▶ _Task details_
Each line below containing the word "JSON" needs to be shown.

=== Data ===

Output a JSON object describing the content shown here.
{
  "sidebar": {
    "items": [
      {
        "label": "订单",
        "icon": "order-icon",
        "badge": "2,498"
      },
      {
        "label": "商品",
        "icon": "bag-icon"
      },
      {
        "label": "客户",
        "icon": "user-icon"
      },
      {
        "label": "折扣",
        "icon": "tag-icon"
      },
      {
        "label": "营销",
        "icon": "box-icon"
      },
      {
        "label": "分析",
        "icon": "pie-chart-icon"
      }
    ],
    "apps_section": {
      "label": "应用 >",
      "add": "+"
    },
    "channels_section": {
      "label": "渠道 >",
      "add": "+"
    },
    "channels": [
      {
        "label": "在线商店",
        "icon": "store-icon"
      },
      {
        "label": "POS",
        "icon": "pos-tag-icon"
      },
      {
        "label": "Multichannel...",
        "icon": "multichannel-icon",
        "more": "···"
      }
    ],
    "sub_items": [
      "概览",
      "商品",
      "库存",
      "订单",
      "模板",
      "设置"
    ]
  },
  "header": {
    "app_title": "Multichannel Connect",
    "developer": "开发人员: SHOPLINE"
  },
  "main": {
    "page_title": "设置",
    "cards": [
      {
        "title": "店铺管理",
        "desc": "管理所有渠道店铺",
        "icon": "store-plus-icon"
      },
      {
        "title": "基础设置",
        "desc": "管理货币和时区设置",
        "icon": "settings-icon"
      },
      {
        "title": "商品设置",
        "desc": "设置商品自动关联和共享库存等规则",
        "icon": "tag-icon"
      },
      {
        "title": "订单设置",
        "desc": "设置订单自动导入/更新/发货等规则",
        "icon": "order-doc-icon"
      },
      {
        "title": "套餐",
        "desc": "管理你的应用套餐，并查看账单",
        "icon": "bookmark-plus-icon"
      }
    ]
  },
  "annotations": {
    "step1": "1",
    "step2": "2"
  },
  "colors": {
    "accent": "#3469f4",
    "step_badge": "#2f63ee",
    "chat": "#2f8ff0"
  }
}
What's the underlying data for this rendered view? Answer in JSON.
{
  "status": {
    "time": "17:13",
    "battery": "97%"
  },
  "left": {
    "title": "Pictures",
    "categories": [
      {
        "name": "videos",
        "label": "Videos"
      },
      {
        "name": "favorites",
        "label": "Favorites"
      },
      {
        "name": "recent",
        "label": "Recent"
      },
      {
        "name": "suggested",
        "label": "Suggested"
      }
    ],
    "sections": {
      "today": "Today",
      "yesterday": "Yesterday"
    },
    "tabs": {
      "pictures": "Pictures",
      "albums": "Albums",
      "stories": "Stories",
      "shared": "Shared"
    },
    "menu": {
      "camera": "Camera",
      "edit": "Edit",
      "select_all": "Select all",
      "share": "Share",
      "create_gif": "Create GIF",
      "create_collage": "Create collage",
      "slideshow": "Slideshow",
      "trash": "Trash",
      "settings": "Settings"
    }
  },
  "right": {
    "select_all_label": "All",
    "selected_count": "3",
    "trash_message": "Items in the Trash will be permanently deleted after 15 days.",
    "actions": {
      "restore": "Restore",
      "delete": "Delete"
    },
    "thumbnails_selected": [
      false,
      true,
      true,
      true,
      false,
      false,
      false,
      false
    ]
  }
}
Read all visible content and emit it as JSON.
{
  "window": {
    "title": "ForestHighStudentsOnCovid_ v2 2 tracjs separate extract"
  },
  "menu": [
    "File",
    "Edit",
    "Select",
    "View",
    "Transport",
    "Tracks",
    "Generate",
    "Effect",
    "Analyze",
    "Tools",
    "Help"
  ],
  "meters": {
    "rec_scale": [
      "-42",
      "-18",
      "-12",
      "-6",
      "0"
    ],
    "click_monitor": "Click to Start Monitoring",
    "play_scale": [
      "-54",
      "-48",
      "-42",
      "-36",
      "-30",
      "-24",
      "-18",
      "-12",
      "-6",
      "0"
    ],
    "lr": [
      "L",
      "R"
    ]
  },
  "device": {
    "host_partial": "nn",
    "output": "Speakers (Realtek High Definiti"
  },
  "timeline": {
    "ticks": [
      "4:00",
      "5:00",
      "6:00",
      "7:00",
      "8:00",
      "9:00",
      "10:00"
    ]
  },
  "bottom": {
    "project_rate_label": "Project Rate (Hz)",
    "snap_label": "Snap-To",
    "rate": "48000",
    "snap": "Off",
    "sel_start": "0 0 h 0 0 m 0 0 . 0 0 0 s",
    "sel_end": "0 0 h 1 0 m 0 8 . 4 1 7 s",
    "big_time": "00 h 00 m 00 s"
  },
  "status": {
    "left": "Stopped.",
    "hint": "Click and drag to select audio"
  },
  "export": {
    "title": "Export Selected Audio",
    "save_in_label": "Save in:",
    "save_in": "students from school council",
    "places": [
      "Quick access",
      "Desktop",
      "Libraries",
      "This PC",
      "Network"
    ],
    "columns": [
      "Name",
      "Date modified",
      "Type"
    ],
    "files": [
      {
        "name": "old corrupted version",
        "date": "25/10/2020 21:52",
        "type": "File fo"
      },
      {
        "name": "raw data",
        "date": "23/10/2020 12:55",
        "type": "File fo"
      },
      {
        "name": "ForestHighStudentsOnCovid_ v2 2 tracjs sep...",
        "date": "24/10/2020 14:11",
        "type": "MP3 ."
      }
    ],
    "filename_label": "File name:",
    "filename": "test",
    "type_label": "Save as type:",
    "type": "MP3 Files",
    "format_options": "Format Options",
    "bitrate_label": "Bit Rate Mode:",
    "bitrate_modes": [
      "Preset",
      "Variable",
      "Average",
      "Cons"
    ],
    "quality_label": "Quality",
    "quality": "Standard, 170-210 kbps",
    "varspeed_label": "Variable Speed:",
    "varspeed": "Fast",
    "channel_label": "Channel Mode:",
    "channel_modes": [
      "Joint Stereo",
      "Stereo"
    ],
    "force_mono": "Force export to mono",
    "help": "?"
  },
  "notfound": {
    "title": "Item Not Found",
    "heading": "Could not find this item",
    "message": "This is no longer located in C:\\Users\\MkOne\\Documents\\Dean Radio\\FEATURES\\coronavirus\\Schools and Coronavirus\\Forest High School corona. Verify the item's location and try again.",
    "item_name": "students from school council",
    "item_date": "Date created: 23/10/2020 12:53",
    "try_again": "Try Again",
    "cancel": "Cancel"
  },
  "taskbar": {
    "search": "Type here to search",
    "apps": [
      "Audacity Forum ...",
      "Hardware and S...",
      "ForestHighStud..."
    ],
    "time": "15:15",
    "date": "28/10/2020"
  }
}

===

▶ _Exercise output_
Output a JSON object describing the content shown here.
What's the underlying data for this rendered view? Answer in JSON.
Read all visible content and emit it as JSON.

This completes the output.